**THE RECORDS**
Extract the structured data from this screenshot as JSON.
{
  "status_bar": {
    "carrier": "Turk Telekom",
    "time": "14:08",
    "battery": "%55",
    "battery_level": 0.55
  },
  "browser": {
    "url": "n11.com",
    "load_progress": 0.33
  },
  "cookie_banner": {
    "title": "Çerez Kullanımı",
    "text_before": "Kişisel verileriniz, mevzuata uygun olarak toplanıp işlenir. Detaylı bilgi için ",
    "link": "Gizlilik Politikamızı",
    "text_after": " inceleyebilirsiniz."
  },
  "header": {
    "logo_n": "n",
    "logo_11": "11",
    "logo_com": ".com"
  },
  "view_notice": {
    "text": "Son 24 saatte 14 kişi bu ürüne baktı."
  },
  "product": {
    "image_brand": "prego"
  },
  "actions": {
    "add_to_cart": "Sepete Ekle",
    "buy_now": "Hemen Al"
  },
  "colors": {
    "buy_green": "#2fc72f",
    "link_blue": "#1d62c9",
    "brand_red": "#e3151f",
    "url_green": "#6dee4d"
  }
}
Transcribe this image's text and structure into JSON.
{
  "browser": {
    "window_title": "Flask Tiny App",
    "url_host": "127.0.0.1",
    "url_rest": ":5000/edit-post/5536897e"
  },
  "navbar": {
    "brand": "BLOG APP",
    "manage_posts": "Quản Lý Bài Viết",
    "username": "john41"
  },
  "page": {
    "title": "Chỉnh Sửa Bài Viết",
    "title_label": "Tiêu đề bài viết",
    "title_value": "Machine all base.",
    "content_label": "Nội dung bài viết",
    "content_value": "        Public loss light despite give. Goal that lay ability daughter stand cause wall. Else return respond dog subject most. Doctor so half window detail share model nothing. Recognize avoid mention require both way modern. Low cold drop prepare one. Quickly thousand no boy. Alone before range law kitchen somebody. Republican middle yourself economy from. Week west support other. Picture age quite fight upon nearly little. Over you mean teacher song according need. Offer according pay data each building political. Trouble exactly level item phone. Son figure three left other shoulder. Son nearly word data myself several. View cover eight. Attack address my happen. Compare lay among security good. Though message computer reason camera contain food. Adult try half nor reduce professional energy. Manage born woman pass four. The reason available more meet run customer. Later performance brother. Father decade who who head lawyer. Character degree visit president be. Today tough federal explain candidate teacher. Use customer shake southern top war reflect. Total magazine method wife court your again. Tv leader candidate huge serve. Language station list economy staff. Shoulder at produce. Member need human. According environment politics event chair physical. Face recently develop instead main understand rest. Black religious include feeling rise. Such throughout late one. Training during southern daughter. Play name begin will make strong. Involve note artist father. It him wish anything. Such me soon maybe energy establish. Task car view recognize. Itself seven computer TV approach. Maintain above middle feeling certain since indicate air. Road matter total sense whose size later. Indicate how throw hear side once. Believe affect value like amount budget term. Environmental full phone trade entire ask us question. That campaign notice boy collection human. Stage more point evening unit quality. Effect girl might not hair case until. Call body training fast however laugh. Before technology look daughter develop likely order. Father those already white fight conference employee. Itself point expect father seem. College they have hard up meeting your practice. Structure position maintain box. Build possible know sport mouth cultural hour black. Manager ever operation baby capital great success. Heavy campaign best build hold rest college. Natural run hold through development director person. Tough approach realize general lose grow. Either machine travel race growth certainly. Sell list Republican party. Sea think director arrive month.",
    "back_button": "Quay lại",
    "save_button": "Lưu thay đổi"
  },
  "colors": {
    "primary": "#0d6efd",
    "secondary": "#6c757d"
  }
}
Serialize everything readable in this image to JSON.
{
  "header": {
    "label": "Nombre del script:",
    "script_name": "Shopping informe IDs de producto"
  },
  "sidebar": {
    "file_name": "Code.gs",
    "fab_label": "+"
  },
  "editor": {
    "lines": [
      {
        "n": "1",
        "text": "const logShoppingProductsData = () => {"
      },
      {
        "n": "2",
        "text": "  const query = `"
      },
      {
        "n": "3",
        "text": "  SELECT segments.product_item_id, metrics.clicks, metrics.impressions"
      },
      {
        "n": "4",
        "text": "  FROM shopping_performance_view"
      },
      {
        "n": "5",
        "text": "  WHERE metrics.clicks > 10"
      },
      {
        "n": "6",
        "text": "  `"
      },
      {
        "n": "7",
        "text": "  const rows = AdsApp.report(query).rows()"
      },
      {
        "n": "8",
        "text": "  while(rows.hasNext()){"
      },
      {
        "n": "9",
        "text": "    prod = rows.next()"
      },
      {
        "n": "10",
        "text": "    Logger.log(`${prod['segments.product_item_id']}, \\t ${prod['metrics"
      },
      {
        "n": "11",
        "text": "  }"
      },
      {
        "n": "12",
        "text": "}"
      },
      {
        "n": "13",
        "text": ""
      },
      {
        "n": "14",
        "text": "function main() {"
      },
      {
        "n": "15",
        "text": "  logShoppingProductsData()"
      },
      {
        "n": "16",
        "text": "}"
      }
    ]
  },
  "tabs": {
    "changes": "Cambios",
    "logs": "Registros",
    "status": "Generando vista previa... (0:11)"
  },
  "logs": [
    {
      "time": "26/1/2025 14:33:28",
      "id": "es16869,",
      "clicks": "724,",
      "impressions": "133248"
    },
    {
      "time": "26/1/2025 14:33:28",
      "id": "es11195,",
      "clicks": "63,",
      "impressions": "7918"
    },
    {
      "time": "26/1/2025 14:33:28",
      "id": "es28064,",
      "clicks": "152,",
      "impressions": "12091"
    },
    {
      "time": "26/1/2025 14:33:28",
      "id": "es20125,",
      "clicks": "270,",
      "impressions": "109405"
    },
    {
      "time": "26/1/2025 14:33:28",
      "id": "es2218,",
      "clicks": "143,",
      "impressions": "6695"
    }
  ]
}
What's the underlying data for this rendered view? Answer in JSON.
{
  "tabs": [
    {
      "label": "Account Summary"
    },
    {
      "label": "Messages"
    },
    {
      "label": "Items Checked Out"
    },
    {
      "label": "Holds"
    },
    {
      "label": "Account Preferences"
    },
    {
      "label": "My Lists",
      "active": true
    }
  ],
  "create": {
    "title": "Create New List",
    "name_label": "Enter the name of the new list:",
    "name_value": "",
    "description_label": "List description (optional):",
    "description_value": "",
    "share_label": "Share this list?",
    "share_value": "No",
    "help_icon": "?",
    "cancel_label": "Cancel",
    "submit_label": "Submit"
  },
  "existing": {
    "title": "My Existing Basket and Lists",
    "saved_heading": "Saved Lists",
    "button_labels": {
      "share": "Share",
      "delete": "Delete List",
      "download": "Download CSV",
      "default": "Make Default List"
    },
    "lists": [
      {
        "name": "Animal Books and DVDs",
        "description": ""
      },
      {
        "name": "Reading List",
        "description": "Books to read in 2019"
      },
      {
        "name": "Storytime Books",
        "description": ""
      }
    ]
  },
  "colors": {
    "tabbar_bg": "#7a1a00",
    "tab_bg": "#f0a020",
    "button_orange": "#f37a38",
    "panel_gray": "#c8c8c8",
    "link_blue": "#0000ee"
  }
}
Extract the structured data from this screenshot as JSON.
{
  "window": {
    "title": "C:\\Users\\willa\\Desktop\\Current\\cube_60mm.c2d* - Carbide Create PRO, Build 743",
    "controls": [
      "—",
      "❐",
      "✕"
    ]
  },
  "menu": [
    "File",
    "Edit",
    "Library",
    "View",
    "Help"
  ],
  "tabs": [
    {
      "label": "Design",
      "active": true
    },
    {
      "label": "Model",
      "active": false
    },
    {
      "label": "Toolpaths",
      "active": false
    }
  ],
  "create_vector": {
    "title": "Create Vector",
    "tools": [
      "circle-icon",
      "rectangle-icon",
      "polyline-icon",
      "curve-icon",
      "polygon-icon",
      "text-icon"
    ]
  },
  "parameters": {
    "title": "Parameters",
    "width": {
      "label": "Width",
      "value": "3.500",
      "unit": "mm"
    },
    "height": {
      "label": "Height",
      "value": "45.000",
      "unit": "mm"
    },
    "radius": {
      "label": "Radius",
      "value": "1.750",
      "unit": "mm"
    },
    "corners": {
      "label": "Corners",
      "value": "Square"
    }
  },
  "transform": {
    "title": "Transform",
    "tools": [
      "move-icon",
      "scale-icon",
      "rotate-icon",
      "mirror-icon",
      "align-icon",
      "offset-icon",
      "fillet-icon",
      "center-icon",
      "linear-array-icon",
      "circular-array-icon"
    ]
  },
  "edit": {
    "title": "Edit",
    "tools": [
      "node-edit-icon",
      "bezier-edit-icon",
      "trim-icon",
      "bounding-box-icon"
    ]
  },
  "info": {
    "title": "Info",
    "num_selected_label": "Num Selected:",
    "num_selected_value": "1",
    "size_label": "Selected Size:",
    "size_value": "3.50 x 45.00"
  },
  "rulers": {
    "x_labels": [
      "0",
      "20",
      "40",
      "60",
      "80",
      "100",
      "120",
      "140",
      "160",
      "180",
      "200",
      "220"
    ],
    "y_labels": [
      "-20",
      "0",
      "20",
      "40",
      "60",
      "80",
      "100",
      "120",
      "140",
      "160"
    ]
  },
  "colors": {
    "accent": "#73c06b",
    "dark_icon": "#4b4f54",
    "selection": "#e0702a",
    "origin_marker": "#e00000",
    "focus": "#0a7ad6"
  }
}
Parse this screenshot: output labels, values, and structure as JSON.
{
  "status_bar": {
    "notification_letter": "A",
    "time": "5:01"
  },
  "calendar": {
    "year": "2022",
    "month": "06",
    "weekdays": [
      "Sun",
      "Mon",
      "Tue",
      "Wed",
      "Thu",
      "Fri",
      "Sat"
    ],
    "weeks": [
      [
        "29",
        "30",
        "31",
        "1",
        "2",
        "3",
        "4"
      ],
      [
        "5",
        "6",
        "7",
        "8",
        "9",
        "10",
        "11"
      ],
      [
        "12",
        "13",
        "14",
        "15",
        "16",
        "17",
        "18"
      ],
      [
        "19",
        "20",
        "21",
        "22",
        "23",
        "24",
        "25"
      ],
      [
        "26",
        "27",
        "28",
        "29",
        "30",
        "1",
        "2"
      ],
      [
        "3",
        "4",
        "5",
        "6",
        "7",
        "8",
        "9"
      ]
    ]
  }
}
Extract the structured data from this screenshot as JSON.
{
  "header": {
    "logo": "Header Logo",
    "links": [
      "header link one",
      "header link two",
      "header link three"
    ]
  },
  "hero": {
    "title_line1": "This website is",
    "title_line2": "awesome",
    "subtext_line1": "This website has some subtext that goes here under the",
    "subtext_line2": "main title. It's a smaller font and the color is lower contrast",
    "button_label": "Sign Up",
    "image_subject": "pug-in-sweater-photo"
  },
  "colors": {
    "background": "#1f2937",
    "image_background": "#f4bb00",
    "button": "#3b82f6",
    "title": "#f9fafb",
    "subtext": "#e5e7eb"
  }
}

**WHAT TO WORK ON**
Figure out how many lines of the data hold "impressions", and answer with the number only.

**PROBLEM SOLUTION**
6